Found 13 matches
1. (noun) raukawa, Raukaua edgerleyi - a tree with glossy, deep green leaves, a yellowish prominent midvein and paler olive-green underneath. Used traditionally for scented oils.
Ko te tohu a Tūrongo ko te pai o te kakara o te hinu raukawa, pania ai e Māhinārangi ki a ia, ka haere ai ki te tūtaki ki a Tūrongo (TWK 3:21). / The distinguishing feature for Tūrongo was the pleasant fragrance of the raukawa oil, which Māhinārangi spread on herself when she went to meet with Tūrongo.
(Te Māhuri Textbook (Ed. 2): 119;)
1. (noun) raukawa, Raukaua simplex - shrub to 8 m tall with sharply serrate leaves in the adult form. Flowers pale green, fruit purplish black. Found in most montane and subalpine forest in Aotearoa/New Zealand. Only called this in adult form.

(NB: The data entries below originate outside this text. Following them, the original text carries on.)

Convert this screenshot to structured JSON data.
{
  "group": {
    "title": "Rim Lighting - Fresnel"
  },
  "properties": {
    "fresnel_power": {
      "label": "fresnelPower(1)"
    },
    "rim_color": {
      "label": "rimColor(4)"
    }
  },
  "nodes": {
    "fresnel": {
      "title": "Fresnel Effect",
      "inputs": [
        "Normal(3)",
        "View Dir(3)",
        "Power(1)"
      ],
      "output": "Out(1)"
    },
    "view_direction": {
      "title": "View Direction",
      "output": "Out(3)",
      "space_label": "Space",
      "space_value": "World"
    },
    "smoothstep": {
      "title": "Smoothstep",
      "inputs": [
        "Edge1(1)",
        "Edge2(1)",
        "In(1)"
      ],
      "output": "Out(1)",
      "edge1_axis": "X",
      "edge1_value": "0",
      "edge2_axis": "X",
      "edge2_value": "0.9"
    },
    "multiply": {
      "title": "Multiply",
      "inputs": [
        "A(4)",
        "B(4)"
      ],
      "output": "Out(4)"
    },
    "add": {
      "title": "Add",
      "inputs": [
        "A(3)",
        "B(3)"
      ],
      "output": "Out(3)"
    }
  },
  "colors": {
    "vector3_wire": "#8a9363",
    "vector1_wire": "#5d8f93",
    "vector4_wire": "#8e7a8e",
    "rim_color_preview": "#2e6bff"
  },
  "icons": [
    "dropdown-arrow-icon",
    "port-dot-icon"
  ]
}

1. (personal name) (?-1839) Ngāti Toa, Ngāti Raukawa; leader, sister of Te Rauparaha and mother of Te Rangihaeata and Rangi Topeora. Moved south from Kāwhia to the Kapiti area with her tribes.
Paki o Matariki, Te Play
1. 'The widespread calm of Pleiades - the name of the coat of arms of the Kīngitanga which was designed by two Tainui tohunga, Tīwai Parāone of the Hauraki tribes and Te Aokatoa of the Waikato and Raukawa tribes. The work was approved in the time of King Tāwhiao, the second Māori king. The double spiral in the centre represents the creation with the series of strokes between the double lines marking off the various stages in the creation of the world. The figure on the right represents te atuatanga (spirituality) and the one on the left aituā (misfortune). The cross with the heart design represents Christianity while the seven stars represent Matariki, the Pleiades. The nīkau tree and harakeke plant on the right represent housing and clothing of the ancient Māori. The mamaku, an edible tree fern, and para, the tuber of which was used as food, are symbolic of the food of the Māori.
Hei tohu i te mana me te awe hoki o Mere Rikiriki, i tāpaetia atu ai e Kīngi Tāwhiao he haki māna, e mau nei te īngoa ko 'E Te Iwi Kia Ora'; kātahi te taonga matahīapo ko tēnei; ko ōna tino tohu ko Te Paki o Matariki (TTR 1996:171). / Mere Rikiriki's influence and mana is demonstrated by King Tawhiao's presentation to her of the flag with the name 'E Te Iwi Kia Ora'; this was a prized treasure with significant markings known as Te Paki o Matariki.
(Te Kōhure Textbook (Ed. 2): 1;)